(DATA)

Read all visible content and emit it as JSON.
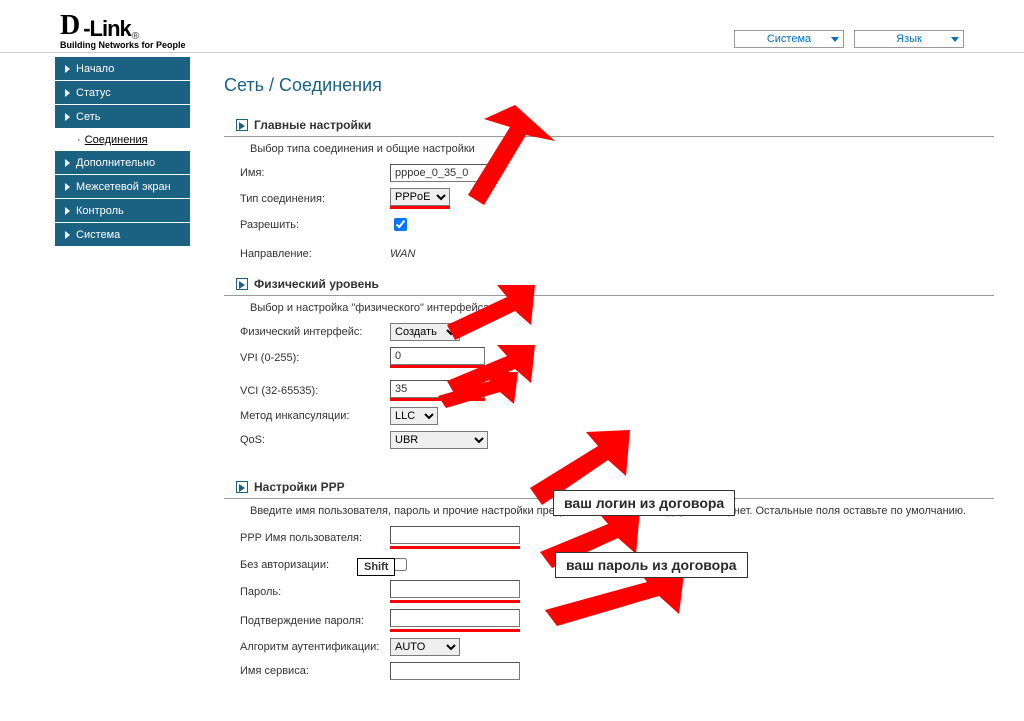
{
  "header": {
    "logo_brand": "D-Link",
    "logo_tagline": "Building Networks for People",
    "system_label": "Система",
    "lang_label": "Язык"
  },
  "sidebar": {
    "items": [
      {
        "label": "Начало"
      },
      {
        "label": "Статус"
      },
      {
        "label": "Сеть"
      },
      {
        "label": "Дополнительно"
      },
      {
        "label": "Межсетевой экран"
      },
      {
        "label": "Контроль"
      },
      {
        "label": "Система"
      }
    ],
    "sub": {
      "label": "Соединения"
    }
  },
  "title": "Сеть / Соединения",
  "main": {
    "section_title": "Главные настройки",
    "section_desc": "Выбор типа соединения и общие настройки",
    "name_label": "Имя:",
    "name_value": "pppoe_0_35_0",
    "type_label": "Тип соединения:",
    "type_value": "PPPoE",
    "allow_label": "Разрешить:",
    "direction_label": "Направление:",
    "direction_value": "WAN"
  },
  "phys": {
    "section_title": "Физический уровень",
    "section_desc": "Выбор и настройка \"физического\" интерфейса",
    "iface_label": "Физический интерфейс:",
    "iface_value": "Создать",
    "vpi_label": "VPI (0-255):",
    "vpi_value": "0",
    "vci_label": "VCI (32-65535):",
    "vci_value": "35",
    "encap_label": "Метод инкапсуляции:",
    "encap_value": "LLC",
    "qos_label": "QoS:",
    "qos_value": "UBR"
  },
  "ppp": {
    "section_title": "Настройки PPP",
    "section_desc": "Введите имя пользователя, пароль и прочие настройки предоставленные провайдером Интернет. Остальные поля оставьте по умолчанию.",
    "user_label": "PPP Имя пользователя:",
    "noauth_label": "Без авторизации:",
    "pass_label": "Пароль:",
    "confirm_label": "Подтверждение пароля:",
    "auth_label": "Алгоритм аутентификации:",
    "auth_value": "AUTO",
    "service_label": "Имя сервиса:"
  },
  "notes": {
    "login": "ваш логин из договора",
    "password": "ваш пароль из договора",
    "shift": "Shift"
  }
}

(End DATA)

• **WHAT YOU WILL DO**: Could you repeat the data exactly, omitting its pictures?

• **OUTPUT OF THE TASK**:
Read all visible content and emit it as JSON.
{
  "header": {
    "logo_brand": "D-Link",
    "logo_tagline": "Building Networks for People",
    "system_label": "Система",
    "lang_label": "Язык"
  },
  "sidebar": {
    "items": [
      {
        "label": "Начало"
      },
      {
        "label": "Статус"
      },
      {
        "label": "Сеть"
      },
      {
        "label": "Дополнительно"
      },
      {
        "label": "Межсетевой экран"
      },
      {
        "label": "Контроль"
      },
      {
        "label": "Система"
      }
    ],
    "sub": {
      "label": "Соединения"
    }
  },
  "title": "Сеть / Соединения",
  "main": {
    "section_title": "Главные настройки",
    "section_desc": "Выбор типа соединения и общие настройки",
    "name_label": "Имя:",
    "name_value": "pppoe_0_35_0",
    "type_label": "Тип соединения:",
    "type_value": "PPPoE",
    "allow_label": "Разрешить:",
    "direction_label": "Направление:",
    "direction_value": "WAN"
  },
  "phys": {
    "section_title": "Физический уровень",
    "section_desc": "Выбор и настройка \"физического\" интерфейса",
    "iface_label": "Физический интерфейс:",
    "iface_value": "Создать",
    "vpi_label": "VPI (0-255):",
    "vpi_value": "0",
    "vci_label": "VCI (32-65535):",
    "vci_value": "35",
    "encap_label": "Метод инкапсуляции:",
    "encap_value": "LLC",
    "qos_label": "QoS:",
    "qos_value": "UBR"
  },
  "ppp": {
    "section_title": "Настройки PPP",
    "section_desc": "Введите имя пользователя, пароль и прочие настройки предоставленные провайдером Интернет. Остальные поля оставьте по умолчанию.",
    "user_label": "PPP Имя пользователя:",
    "noauth_label": "Без авторизации:",
    "pass_label": "Пароль:",
    "confirm_label": "Подтверждение пароля:",
    "auth_label": "Алгоритм аутентификации:",
    "auth_value": "AUTO",
    "service_label": "Имя сервиса:"
  },
  "notes": {
    "login": "ваш логин из договора",
    "password": "ваш пароль из договора",
    "shift": "Shift"
  }
}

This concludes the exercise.